LONDON (Reuters) – British health minister Matt Hancock said he would talk to colleagues about fines imposed on families for breaking lockdown rules, after a top government adviser received widespread public condemnation for his lockdown travel.
Asked whether fines would be rescinded for those who had given childcare-related justifications for breaking the lockdown, similar to those made by government adviser Dominic Cummings, Hancock said the government would consider this.
“We do understand the impact and the need for making sure that children get adequate childcare. That is one of the significant concerns that we’ve had all the way through this,” Hancock said at the government’s daily news conference.

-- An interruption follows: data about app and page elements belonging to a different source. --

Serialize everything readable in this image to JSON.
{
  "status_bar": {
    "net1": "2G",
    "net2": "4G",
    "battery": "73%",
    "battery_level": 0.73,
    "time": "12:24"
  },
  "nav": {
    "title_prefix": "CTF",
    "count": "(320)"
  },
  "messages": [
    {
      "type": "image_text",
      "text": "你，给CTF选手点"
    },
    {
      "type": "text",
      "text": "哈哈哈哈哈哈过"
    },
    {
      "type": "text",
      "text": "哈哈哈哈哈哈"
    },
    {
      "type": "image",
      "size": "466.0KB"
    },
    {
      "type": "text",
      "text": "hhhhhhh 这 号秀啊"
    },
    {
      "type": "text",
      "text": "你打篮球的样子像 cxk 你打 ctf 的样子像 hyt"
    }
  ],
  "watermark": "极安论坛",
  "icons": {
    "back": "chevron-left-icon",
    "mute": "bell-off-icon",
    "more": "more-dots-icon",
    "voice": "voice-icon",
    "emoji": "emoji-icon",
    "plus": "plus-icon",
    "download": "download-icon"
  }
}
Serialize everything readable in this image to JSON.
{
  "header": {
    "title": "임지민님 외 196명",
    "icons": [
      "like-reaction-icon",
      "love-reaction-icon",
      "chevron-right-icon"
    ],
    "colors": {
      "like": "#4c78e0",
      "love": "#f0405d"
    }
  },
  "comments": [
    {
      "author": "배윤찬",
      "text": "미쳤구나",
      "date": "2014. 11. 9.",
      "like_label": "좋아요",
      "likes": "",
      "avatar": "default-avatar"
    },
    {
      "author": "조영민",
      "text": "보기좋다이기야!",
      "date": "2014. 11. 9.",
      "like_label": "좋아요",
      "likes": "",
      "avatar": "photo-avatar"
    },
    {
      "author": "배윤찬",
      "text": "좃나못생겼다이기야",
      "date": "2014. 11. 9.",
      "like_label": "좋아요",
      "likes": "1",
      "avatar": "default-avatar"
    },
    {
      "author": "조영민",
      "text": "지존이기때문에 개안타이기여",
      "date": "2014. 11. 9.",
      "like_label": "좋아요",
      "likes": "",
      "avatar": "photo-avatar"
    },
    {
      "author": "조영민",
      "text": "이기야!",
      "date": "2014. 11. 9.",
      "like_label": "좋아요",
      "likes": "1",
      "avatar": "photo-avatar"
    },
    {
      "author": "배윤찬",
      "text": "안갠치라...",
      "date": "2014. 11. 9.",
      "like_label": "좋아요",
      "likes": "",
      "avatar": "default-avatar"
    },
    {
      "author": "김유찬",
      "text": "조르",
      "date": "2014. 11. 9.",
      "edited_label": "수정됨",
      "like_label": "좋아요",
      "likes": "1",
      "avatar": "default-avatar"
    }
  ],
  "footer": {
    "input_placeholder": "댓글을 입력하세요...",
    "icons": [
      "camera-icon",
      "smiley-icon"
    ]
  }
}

“I think that (it) is … perfectly reasonable to take away that question. I’ll have to talk to my Treasury colleagues before I can answer it in full,” he added.
Cummings, Prime Minister Boris Johnson’s closest aide, drove 250 miles from his London home with his wife and young son during lockdown, and while there made another trip to a local beauty spot, which he said was for the purpose of testing his eyesight.
He said on Monday he believed he had acted “reasonably” and within the law, and had no regrets about his actions.
Johnson said he was satisfied with his aide’s version of events.
However, in a poll conducted after Cummings sought to explain his actions, YouGov found 71% of people believed he had broken lockdown rules and 59% thought he should resign.
Police in England and Wales have issued more than 14,000 fines for alleged breaches of lockdown laws from March 27 to May 11, the period that included Cummings’ trips, according to the National Police Chiefs’ Council.
Hancock was questioned about the justification for fining others for breaching the rules by Martin Poole, a clergyman from Brighton.
“Everything about this weekend and the storm that is going on around this is about unfairness,” Poole told Sky News.
“I think people feel a very strong sense that it’s not right that certain people can behave in a way the rest of us are not allowed to.”
BBC Political Editor Laura Kuenssberg, citing a government source, said Hancock had not announced a review of lockdown fines, but had instead meant he would pass on the concern to colleagues.
The government said it had nothing to add to Hancock’s comments.
(Reporting by Paul Sandle, Kylie MacKellan, Will James and David Milliken; editing by Stephen Addison)